*TASK BRIEF*: Omit every picture and output the rest of the records exactly as they are.

*GIVEN RECORDS*:
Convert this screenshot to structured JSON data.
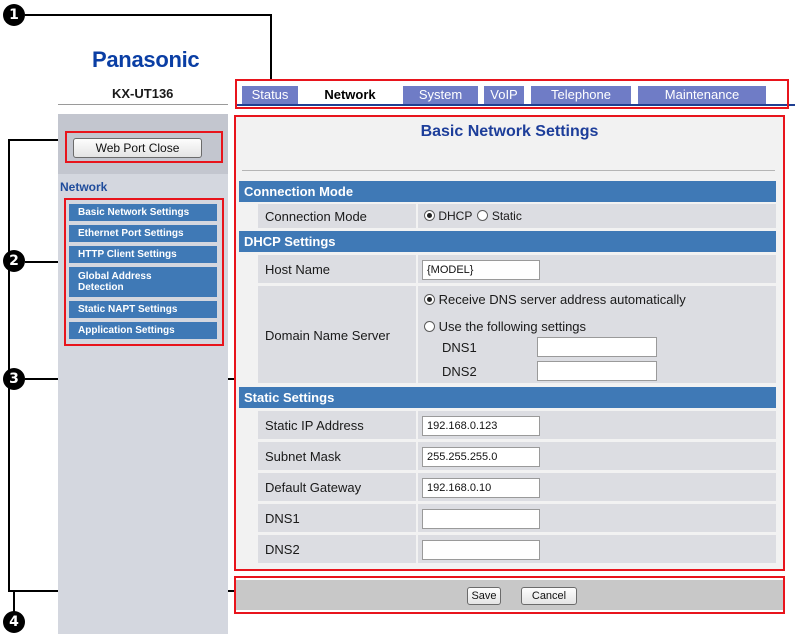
{
  "callouts": [
    "1",
    "2",
    "3",
    "4"
  ],
  "header": {
    "logo": "Panasonic",
    "model": "KX-UT136"
  },
  "tabs": [
    {
      "label": "Status",
      "active": false
    },
    {
      "label": "Network",
      "active": true
    },
    {
      "label": "System",
      "active": false
    },
    {
      "label": "VoIP",
      "active": false
    },
    {
      "label": "Telephone",
      "active": false
    },
    {
      "label": "Maintenance",
      "active": false
    }
  ],
  "sidebar": {
    "web_port_button": "Web Port Close",
    "heading": "Network",
    "items": [
      {
        "label": "Basic Network Settings"
      },
      {
        "label": "Ethernet Port Settings"
      },
      {
        "label": "HTTP Client Settings"
      },
      {
        "label": "Global Address Detection"
      },
      {
        "label": "Static NAPT Settings"
      },
      {
        "label": "Application Settings"
      }
    ]
  },
  "main": {
    "title": "Basic Network Settings",
    "connection_section": "Connection Mode",
    "connection_label": "Connection Mode",
    "connection_options": [
      "DHCP",
      "Static"
    ],
    "connection_selected": "DHCP",
    "dhcp_section": "DHCP Settings",
    "host_name_label": "Host Name",
    "host_name_value": "{MODEL}",
    "dns_label": "Domain Name Server",
    "dns_auto_option": "Receive DNS server address automatically",
    "dns_manual_option": "Use the following settings",
    "dns_selected": "auto",
    "dns1_label": "DNS1",
    "dns1_value": "",
    "dns2_label": "DNS2",
    "dns2_value": "",
    "static_section": "Static Settings",
    "static_ip_label": "Static IP Address",
    "static_ip_value": "192.168.0.123",
    "subnet_label": "Subnet Mask",
    "subnet_value": "255.255.255.0",
    "gateway_label": "Default Gateway",
    "gateway_value": "192.168.0.10",
    "static_dns1_label": "DNS1",
    "static_dns1_value": "",
    "static_dns2_label": "DNS2",
    "static_dns2_value": ""
  },
  "footer": {
    "save_label": "Save",
    "cancel_label": "Cancel"
  },
  "colors": {
    "accent_blue": "#3f79b6",
    "tab_blue": "#6f7cc6",
    "title_blue": "#1d3e9a",
    "callout_red": "#e8141c"
  }
}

*ANSWER SECTION*:
Convert this screenshot to structured JSON data.
{
  "callouts": [
    "1",
    "2",
    "3",
    "4"
  ],
  "header": {
    "logo": "Panasonic",
    "model": "KX-UT136"
  },
  "tabs": [
    {
      "label": "Status",
      "active": false
    },
    {
      "label": "Network",
      "active": true
    },
    {
      "label": "System",
      "active": false
    },
    {
      "label": "VoIP",
      "active": false
    },
    {
      "label": "Telephone",
      "active": false
    },
    {
      "label": "Maintenance",
      "active": false
    }
  ],
  "sidebar": {
    "web_port_button": "Web Port Close",
    "heading": "Network",
    "items": [
      {
        "label": "Basic Network Settings"
      },
      {
        "label": "Ethernet Port Settings"
      },
      {
        "label": "HTTP Client Settings"
      },
      {
        "label": "Global Address Detection"
      },
      {
        "label": "Static NAPT Settings"
      },
      {
        "label": "Application Settings"
      }
    ]
  },
  "main": {
    "title": "Basic Network Settings",
    "connection_section": "Connection Mode",
    "connection_label": "Connection Mode",
    "connection_options": [
      "DHCP",
      "Static"
    ],
    "connection_selected": "DHCP",
    "dhcp_section": "DHCP Settings",
    "host_name_label": "Host Name",
    "host_name_value": "{MODEL}",
    "dns_label": "Domain Name Server",
    "dns_auto_option": "Receive DNS server address automatically",
    "dns_manual_option": "Use the following settings",
    "dns_selected": "auto",
    "dns1_label": "DNS1",
    "dns1_value": "",
    "dns2_label": "DNS2",
    "dns2_value": "",
    "static_section": "Static Settings",
    "static_ip_label": "Static IP Address",
    "static_ip_value": "192.168.0.123",
    "subnet_label": "Subnet Mask",
    "subnet_value": "255.255.255.0",
    "gateway_label": "Default Gateway",
    "gateway_value": "192.168.0.10",
    "static_dns1_label": "DNS1",
    "static_dns1_value": "",
    "static_dns2_label": "DNS2",
    "static_dns2_value": ""
  },
  "footer": {
    "save_label": "Save",
    "cancel_label": "Cancel"
  },
  "colors": {
    "accent_blue": "#3f79b6",
    "tab_blue": "#6f7cc6",
    "title_blue": "#1d3e9a",
    "callout_red": "#e8141c"
  }
}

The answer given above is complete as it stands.